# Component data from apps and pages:
**********

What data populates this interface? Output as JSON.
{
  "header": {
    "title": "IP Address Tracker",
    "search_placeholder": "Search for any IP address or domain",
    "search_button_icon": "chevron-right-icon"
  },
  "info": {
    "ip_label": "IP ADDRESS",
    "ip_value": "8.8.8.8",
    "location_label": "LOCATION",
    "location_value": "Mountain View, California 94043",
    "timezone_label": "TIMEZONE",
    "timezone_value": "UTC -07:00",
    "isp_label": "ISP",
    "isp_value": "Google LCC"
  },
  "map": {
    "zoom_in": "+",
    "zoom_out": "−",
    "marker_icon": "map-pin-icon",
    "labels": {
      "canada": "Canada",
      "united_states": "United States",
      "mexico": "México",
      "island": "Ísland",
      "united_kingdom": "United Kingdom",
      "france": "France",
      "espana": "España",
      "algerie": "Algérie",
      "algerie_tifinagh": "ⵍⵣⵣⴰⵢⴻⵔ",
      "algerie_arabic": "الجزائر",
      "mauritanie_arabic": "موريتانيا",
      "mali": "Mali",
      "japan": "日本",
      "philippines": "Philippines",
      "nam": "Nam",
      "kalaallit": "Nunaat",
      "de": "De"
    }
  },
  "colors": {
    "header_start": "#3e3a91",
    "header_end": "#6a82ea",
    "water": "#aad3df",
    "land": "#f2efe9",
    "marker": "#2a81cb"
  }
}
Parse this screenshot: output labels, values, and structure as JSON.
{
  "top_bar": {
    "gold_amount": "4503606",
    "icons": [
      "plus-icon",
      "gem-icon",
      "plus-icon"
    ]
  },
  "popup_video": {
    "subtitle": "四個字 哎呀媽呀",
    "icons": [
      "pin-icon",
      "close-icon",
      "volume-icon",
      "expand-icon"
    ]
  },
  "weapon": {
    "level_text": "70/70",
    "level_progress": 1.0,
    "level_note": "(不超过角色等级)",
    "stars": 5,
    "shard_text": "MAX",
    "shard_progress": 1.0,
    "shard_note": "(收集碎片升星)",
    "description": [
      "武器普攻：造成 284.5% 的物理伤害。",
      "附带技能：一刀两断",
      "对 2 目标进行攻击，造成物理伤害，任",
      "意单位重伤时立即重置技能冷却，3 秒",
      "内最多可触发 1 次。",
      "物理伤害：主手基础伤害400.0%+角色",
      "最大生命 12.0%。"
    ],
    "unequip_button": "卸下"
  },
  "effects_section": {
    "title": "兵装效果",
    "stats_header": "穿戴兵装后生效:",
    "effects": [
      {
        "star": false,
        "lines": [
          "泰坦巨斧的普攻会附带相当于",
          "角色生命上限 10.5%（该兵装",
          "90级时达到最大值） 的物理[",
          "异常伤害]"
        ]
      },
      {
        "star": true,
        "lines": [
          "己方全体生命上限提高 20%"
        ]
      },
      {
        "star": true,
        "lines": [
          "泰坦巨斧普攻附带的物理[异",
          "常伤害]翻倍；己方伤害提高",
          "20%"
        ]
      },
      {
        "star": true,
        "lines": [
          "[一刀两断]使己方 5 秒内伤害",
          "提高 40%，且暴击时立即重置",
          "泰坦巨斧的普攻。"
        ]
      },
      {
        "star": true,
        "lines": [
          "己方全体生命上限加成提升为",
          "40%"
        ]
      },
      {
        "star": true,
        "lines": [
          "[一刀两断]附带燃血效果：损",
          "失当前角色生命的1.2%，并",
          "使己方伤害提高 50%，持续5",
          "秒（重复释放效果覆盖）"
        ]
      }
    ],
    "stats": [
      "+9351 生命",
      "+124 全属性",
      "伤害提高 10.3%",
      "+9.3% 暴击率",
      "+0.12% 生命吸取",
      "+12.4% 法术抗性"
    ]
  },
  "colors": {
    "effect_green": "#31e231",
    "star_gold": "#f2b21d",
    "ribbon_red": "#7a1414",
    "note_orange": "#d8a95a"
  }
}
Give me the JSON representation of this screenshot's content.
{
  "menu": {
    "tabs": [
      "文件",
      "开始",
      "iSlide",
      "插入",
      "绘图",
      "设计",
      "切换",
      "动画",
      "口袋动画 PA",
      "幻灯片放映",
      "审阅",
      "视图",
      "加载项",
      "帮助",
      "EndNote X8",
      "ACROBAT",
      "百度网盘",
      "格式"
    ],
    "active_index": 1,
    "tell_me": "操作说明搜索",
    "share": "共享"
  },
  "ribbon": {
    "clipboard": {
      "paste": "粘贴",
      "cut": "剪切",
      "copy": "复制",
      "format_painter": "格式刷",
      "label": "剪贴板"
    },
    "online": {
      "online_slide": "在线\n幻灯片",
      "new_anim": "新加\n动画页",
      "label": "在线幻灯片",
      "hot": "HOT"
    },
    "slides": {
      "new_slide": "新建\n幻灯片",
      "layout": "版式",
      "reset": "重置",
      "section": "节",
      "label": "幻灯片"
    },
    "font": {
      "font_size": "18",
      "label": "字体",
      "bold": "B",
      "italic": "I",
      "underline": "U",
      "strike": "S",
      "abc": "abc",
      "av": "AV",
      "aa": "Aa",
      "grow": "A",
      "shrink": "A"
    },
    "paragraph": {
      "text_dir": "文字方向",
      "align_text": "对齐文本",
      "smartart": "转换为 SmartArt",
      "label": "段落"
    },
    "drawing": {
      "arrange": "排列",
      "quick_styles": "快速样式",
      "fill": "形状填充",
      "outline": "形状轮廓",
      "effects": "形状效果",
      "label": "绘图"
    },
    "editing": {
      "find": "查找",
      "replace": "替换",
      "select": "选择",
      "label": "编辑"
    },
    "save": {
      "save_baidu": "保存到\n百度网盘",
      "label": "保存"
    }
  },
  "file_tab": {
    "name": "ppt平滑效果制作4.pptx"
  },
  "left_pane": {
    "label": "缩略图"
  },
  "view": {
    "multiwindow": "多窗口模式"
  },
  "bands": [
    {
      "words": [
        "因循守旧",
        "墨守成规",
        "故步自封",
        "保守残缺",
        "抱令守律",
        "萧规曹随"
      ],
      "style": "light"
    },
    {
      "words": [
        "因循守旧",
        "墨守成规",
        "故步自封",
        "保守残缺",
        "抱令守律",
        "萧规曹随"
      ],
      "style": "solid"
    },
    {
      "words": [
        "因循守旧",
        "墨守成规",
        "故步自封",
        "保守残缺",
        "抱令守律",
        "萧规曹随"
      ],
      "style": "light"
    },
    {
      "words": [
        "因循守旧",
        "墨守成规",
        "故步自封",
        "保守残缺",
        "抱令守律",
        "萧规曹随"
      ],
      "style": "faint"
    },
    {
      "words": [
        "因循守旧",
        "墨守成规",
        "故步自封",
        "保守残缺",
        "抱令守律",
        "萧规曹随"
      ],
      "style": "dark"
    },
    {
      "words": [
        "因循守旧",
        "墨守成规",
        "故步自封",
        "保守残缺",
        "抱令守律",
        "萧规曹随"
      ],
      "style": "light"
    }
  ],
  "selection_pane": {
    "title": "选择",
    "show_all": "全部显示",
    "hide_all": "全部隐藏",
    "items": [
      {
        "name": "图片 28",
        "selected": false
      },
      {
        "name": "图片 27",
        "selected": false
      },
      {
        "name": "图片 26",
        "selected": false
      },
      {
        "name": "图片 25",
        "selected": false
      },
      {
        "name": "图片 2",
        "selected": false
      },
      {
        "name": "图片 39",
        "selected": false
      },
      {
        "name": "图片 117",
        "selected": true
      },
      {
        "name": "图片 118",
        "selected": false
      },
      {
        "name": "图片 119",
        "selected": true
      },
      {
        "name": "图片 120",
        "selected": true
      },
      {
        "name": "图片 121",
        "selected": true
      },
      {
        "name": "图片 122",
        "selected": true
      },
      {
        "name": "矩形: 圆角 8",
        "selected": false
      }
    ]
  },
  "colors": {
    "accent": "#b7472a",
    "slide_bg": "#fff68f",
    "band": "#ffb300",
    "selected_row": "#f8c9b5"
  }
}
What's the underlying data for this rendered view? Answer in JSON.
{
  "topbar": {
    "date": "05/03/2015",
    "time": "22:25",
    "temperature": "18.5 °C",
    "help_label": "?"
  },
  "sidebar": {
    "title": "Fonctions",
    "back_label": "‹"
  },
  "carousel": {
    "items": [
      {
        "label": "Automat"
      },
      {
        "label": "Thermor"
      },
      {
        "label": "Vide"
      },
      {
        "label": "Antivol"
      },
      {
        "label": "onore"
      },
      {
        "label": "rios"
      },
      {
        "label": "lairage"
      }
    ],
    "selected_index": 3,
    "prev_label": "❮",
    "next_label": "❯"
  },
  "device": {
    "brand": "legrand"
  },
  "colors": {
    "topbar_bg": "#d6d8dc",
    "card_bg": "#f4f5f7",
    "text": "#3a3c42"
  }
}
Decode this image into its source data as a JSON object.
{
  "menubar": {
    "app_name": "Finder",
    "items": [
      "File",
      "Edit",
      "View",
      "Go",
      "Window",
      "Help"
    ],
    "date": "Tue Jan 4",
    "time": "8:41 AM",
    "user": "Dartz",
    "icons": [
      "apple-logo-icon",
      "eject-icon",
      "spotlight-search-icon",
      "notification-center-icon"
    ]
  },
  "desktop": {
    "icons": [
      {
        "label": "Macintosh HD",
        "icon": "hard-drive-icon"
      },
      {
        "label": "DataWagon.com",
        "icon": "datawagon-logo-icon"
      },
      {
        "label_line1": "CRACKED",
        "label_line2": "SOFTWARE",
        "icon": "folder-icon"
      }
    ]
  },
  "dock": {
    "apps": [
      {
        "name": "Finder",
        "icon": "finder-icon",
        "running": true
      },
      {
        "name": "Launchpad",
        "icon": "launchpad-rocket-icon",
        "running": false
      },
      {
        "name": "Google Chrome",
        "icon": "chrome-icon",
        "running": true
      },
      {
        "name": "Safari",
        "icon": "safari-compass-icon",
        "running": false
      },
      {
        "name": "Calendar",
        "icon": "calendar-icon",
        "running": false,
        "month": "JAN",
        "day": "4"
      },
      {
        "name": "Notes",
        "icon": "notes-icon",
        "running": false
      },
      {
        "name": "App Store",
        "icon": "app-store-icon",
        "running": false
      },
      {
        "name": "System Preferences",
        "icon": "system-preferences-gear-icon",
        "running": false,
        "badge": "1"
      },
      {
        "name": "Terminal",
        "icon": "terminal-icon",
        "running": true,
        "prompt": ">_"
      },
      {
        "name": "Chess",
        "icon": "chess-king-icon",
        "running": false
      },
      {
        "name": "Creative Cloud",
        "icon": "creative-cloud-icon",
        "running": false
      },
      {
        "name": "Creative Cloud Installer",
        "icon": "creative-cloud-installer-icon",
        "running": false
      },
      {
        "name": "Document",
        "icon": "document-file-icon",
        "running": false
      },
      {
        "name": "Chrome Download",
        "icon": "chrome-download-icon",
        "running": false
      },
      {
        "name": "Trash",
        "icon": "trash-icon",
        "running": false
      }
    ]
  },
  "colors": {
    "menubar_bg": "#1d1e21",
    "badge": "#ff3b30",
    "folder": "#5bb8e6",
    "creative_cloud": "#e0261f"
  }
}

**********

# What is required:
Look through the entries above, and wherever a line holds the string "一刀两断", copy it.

# Answer area:
      "附带技能：一刀两断",
          "[一刀两断]使己方 5 秒内伤害",
          "[一刀两断]附带燃血效果：损",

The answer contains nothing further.